Art, Artist Date, Astor Theatre, Christopher Marlowe, Detroit, Jim Jarmusch, John Hurt, Melbourne, Movie review, Music, Only Lovers Left Alive, Psychology, Relationships, Shakespeare, Squrl, Tilda Swinton, Tom HIddleston, William Shakespeare
I don’t think I got Jim Jarmusch until today. I saw ‘Only Lovers Left Alive’ at the magnificent Astor Theatre earlier today and it was glorious. The central characters of the film, Adam (Tom Hiddleston) and Eve (Tilda Swinton) are vampires. They are impossibly old, they are reclusive – in the world but not of it, they are artistic, and they are so, so in love. If I had only two words for this film, they would be languid, and restrained.
The film was beautifully realised in a number of ways, I will try to go each of them. Firstly, cinematographically, this film had some lovely themes. Adam, who lives in Detroit, is black – his clothes are black, his hair is black, his house is very dark, and all of the scenes in Detroit are dark. Eve on the other hand, who lives in Tangier, is white – her clothes are pale, her hair is pale, her house is pale, even the scenes in Tangier, which are at night, are much paler in comparison.
The characterisation is lovely too, Adam is a reclusive, musician who is pretty grumpy, fascinated by the world of science and weary of the zombies (humans). Eve is light, but thoughtful, she reads every language, she is fascinated by the world of humans and has a zest for existence.
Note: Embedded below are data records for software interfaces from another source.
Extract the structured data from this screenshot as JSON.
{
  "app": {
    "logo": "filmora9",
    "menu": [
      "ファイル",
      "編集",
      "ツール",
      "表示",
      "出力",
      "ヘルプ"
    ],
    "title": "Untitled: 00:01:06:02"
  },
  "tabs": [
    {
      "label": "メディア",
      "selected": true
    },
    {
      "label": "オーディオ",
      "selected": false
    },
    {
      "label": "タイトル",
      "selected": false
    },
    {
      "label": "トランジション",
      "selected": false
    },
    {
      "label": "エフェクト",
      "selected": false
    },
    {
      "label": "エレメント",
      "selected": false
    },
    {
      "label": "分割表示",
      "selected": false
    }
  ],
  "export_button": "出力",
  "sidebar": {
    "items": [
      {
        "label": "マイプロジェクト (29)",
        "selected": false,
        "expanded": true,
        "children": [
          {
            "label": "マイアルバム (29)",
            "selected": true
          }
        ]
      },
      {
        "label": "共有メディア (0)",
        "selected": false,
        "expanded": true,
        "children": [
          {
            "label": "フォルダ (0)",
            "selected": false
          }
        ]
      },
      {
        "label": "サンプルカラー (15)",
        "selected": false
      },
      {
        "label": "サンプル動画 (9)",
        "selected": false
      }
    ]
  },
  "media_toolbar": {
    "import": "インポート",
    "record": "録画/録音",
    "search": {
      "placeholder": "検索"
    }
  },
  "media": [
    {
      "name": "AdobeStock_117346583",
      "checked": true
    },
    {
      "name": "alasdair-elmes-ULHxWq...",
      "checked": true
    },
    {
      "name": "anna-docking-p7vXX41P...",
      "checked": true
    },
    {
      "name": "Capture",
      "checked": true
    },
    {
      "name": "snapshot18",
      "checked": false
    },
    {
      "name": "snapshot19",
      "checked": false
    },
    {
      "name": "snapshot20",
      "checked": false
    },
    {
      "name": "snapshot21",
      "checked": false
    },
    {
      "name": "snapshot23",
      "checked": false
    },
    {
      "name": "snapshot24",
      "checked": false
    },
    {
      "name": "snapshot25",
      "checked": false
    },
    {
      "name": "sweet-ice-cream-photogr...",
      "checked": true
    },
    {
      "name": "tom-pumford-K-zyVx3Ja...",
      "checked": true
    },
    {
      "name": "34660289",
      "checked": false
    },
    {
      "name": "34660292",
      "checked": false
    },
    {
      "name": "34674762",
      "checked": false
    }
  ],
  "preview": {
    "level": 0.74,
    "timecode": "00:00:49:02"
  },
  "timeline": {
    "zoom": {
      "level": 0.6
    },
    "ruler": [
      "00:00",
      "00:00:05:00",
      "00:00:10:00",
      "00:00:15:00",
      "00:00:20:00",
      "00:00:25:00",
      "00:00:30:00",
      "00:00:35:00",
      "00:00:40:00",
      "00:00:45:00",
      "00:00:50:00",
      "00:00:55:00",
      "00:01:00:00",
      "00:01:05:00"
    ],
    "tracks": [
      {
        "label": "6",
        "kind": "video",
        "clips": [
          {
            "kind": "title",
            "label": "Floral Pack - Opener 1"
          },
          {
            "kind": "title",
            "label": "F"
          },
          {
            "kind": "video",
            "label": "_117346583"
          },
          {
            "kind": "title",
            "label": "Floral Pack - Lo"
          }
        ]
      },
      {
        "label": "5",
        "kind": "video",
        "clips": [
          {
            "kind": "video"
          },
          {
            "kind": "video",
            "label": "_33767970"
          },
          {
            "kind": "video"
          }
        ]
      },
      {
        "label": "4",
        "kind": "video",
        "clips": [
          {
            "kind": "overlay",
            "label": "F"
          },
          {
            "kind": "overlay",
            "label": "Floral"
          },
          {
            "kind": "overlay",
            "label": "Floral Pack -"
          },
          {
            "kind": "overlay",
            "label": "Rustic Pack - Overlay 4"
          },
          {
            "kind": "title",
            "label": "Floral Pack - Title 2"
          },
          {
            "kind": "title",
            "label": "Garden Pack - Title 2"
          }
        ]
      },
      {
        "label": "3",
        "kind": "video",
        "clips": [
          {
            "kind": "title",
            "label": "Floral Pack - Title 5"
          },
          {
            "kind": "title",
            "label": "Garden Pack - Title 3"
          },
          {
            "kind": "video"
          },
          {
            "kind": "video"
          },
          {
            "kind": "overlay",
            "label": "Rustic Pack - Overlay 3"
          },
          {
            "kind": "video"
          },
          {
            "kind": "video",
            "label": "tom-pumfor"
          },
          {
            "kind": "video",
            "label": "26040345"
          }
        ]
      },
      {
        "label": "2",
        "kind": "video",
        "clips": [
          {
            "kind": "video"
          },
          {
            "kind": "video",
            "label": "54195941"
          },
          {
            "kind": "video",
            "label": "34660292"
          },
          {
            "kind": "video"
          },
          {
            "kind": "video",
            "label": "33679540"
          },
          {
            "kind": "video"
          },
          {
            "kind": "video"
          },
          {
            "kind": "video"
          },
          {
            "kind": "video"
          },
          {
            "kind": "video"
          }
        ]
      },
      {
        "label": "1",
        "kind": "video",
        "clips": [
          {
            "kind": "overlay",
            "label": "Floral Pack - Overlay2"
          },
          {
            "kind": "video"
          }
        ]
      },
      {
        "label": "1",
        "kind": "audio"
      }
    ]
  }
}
They are the quintessential yin and yang, and they were small charms of the other’s colours as a token of their difference and their love.
Thirdly, the acting by Swinton and Hiddleston is delightful, much of which is without dialogue. The whole film is quite minimalist in some ways, but the affection between the two leads is very real. I saw an interview with the two of them, along with Jarmusch and John Hurt (who plays Christopher Marlowe) and it was clear that the affection between them was not only on screen. Their ability to portray a love which is literally ageless but still just as potent was truly remarkable – their complete comfort with each others’ presence while still having a burning desire for the other were equally believable. Together, they achieve a level of sexiness that is rarely seen, and is heightened by their never consummating it on screen.
Music also plays a huge part in the effect of this film. I commented to a friend as soon as the credits were finished that I must get hold of the soundtrack immediately. Most of the soundtrack is by Sqürl, Jim Jarmusch’s band. It manages to be moody and atmospheric while also being able to drive the action – lots of wailing guitars and slow beats, giving the film a sort of timeless urgency.
I have to give big ups to Jarmusch for this film. Having seen ‘Dead Man’ and finding it beautiful but confusing, I was ready for this movie to be somewhat inaccessible, but I was pleasantly surprised as I let the film wash over me. The Marlowe as Shakespeare conspiracy theory is interesting, but probably not something I want to go in to here, I suspect it may have created some tension between Jarmusch and Hiddleston, who has very successfully performed Shakespeare (see also this post). I could be wrong, but the interview I mentioned before includes some interesting body language between them when the interviewer asks about the issue. It is a credit to everyone involved that with so much to work with and such talented people on hand the film is so restrained, so understated, and that this is one of the things which makes it so great.
Overall, it gave me some excellent food for thought. A poignant and thoughtful look at love, life, humanity, pleasure, despair and death. I give it 4.5 out of 5 stars.